Plug in this device to power to heat it, and this should only take a couple of minutes. The ideal temperature you should seek to attain is 210 degrees Fahrenheit, as this is high enough even to extrude PLA. It’s advisable not to go so much over this as this might lead to the burning of your plastic.

Step 3: Start Welding

This step involves you heating both the pieces of metal which need to be joined. While doing this, you might need to use an additional filament when filling this gap and form a single plastic piece.

Once you understand what needs to be done, push together the two plastic objects and hold them firmly in position. This will allow you to effortlessly run the tip of your soldering iron along with the two plastic items until these two parts get partly melted together.

If the temperature of 210 degrees Fahrenheit isn’t enough, you can increase it marginally to 230 degrees Fahrenheit. Doing this will allow you to move faster while still not affecting the quality of work.

When doing this, the plastic pieces are still hot and flexible. Therefore, you should try and modify them to perfectly fit into each other the best you can.

Step 4: Strengthen The Weld

If you want to strengthen the weld, this can be achieved by adding tiny plastic pieces, and this should ideally be thin strips added to the seam. After doing this, heat these plastic pieces until they melt entirely by pressing them downwards using the tip of your soldering iron until they liquefy. Consequently, distribute the melted plastic slickly along the seam’s length using the tip of your soldering iron.

Step 5: Smoothly Stroke the Seams

This is the last step you need to do when welding plastic using a soldering iron.
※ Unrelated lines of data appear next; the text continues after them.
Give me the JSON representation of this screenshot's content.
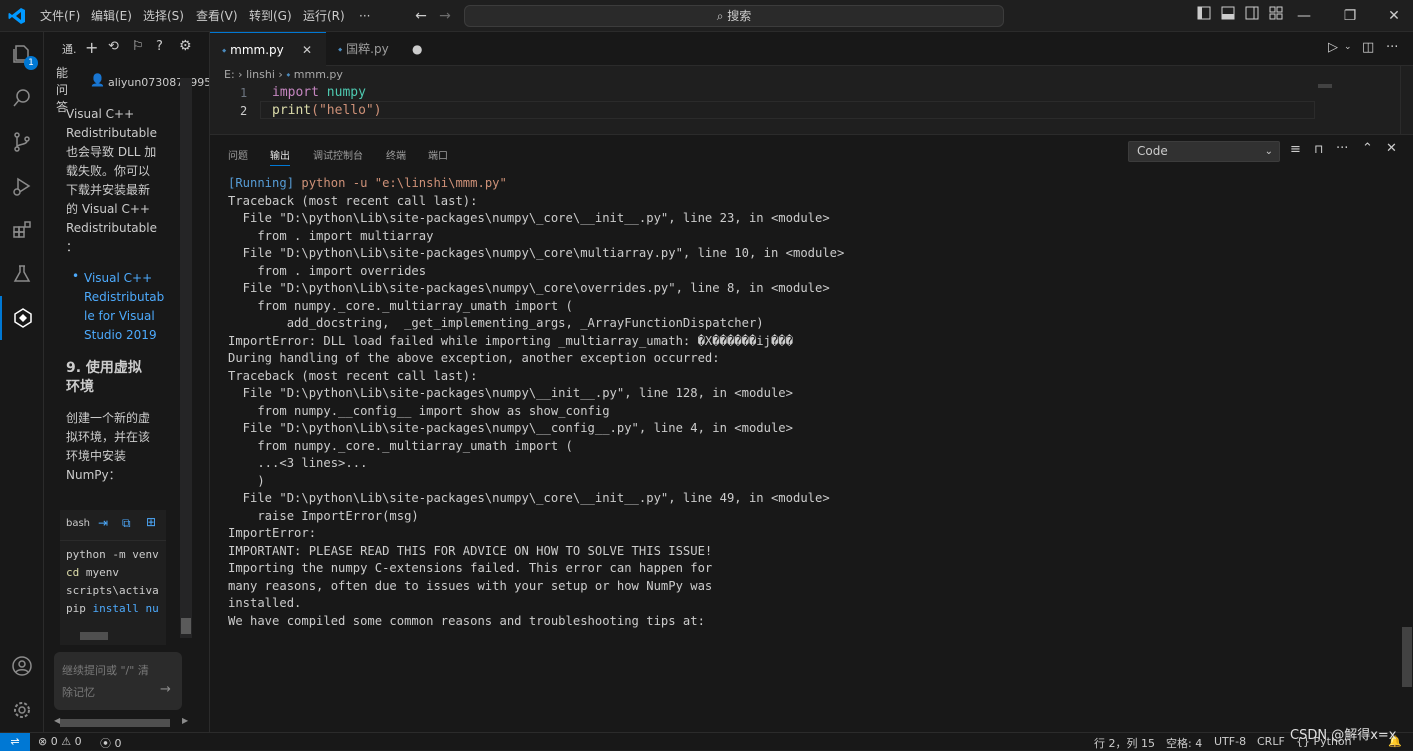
{
  "titlebar": {
    "menus": [
      "文件(F)",
      "编辑(E)",
      "选择(S)",
      "查看(V)",
      "转到(G)",
      "运行(R)",
      "···"
    ],
    "search_label": "搜索"
  },
  "activity": {
    "explorer_badge": "1"
  },
  "side_panel": {
    "header_title": "通.",
    "tab_vertical": [
      "能",
      "问",
      "答"
    ],
    "user": "aliyun0730874995",
    "paragraph1": [
      "Visual C++",
      "Redistributable",
      "也会导致 DLL 加",
      "载失败。你可以",
      "下载并安装最新",
      "的 Visual C++",
      "Redistributable",
      "："
    ],
    "link_lines": [
      "Visual C++",
      "Redistributab",
      "le for Visual",
      "Studio 2019"
    ],
    "heading_lines": [
      "9. 使用虚拟",
      "环境"
    ],
    "paragraph2": [
      "创建一个新的虚",
      "拟环境，并在该",
      "环境中安装",
      "NumPy："
    ],
    "code_lang": "bash",
    "code_lines": [
      {
        "a": "python -m venv",
        "b": ""
      },
      {
        "a": "cd",
        "b": " myenv"
      },
      {
        "a": "scripts\\activa",
        "b": ""
      },
      {
        "a": "pip ",
        "b": "install nu"
      }
    ],
    "input_placeholder_1": "继续提问或 \"/\" 清",
    "input_placeholder_2": "除记忆"
  },
  "tabs": [
    {
      "label": "mmm.py",
      "active": true
    },
    {
      "label": "国粹.py",
      "active": false
    }
  ],
  "editor": {
    "breadcrumb": [
      "E:",
      "linshi",
      "mmm.py"
    ],
    "lines": [
      {
        "num": "1",
        "kw": "import",
        "rest": " numpy"
      },
      {
        "num": "2",
        "fn": "print",
        "str": "(\"hello\")"
      }
    ]
  },
  "panel": {
    "tabs": [
      "问题",
      "输出",
      "调试控制台",
      "终端",
      "端口"
    ],
    "active_tab": "输出",
    "channel": "Code",
    "running_prefix": "[Running]",
    "running_cmd": " python -u \"e:\\linshi\\mmm.py\"",
    "output_lines": [
      "Traceback (most recent call last):",
      "  File \"D:\\python\\Lib\\site-packages\\numpy\\_core\\__init__.py\", line 23, in <module>",
      "    from . import multiarray",
      "  File \"D:\\python\\Lib\\site-packages\\numpy\\_core\\multiarray.py\", line 10, in <module>",
      "    from . import overrides",
      "  File \"D:\\python\\Lib\\site-packages\\numpy\\_core\\overrides.py\", line 8, in <module>",
      "    from numpy._core._multiarray_umath import (",
      "        add_docstring,  _get_implementing_args, _ArrayFunctionDispatcher)",
      "ImportError: DLL load failed while importing _multiarray_umath: �X������ij���",
      "",
      "During handling of the above exception, another exception occurred:",
      "",
      "Traceback (most recent call last):",
      "  File \"D:\\python\\Lib\\site-packages\\numpy\\__init__.py\", line 128, in <module>",
      "    from numpy.__config__ import show as show_config",
      "  File \"D:\\python\\Lib\\site-packages\\numpy\\__config__.py\", line 4, in <module>",
      "    from numpy._core._multiarray_umath import (",
      "    ...<3 lines>...",
      "    )",
      "  File \"D:\\python\\Lib\\site-packages\\numpy\\_core\\__init__.py\", line 49, in <module>",
      "    raise ImportError(msg)",
      "ImportError:",
      "",
      "IMPORTANT: PLEASE READ THIS FOR ADVICE ON HOW TO SOLVE THIS ISSUE!",
      "",
      "Importing the numpy C-extensions failed. This error can happen for",
      "many reasons, often due to issues with your setup or how NumPy was",
      "installed.",
      "",
      "We have compiled some common reasons and troubleshooting tips at:"
    ]
  },
  "statusbar": {
    "errors": "0",
    "warnings": "0",
    "ports": "0",
    "position": "行 2，列 15",
    "spaces": "空格: 4",
    "encoding": "UTF-8",
    "eol": "CRLF",
    "language": "Python",
    "watermark": "CSDN @解得x=x"
  },
  "colors": {
    "accent": "#0078d4",
    "keyword": "#c586c0",
    "module": "#4ec9b0",
    "function": "#dcdcaa",
    "string": "#ce9178",
    "running": "#569cd6",
    "link": "#4daafc"
  }
}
It entails delivering smooth strokes quickly along the seam and plastic with the soldering iron. Completing this technique successfully requires a fair bit of practice, and consequently, you’ll be able to form a uniform and smooth plastic weld.

Potential Improvements When Welding Using Your Soldering Iron 

When using your soldering iron to weld, there are several improvements you can make to make this entire process run seamlessly. This includes:

  • Using a heat gun to preheat the joint rather than keeping it warm.
  • Heating the welded area with a heat gun or as a suitable item to apply the heat needed to prevent the area from cooling down too fast as this might let the plastic flow for an extended period.
  • Going for a hotter soldering iron and try moving at a fast speed to avoid burning the plastic.
  • It would be best if you opted for a big soldering iron with a flat triangular head since it does a better job applying heat to the broader region.

Conclusion 

The working principle of soldering and welding in how they combine metal is very much similar. It’s because of this that you can decide to use your soldering iron to do welding tasks. If this is something you didn’t think was achievable, reading this exhaustive guide on the steps to follow when using your soldering iron to weld has made you better informed.

Now that you know this, it’s now a lot easier for you to carry out your welding projects using your soldering iron. However, one drawback of using the soldering iron to weld is that the subsequent joints are weaker but have a seamless look. 

About the Author Dan

Just a random guy who likes to build things. Providing tool knowledge, appliance/device testing tips, and DIY project info in an easy-to read & non-intimidating style.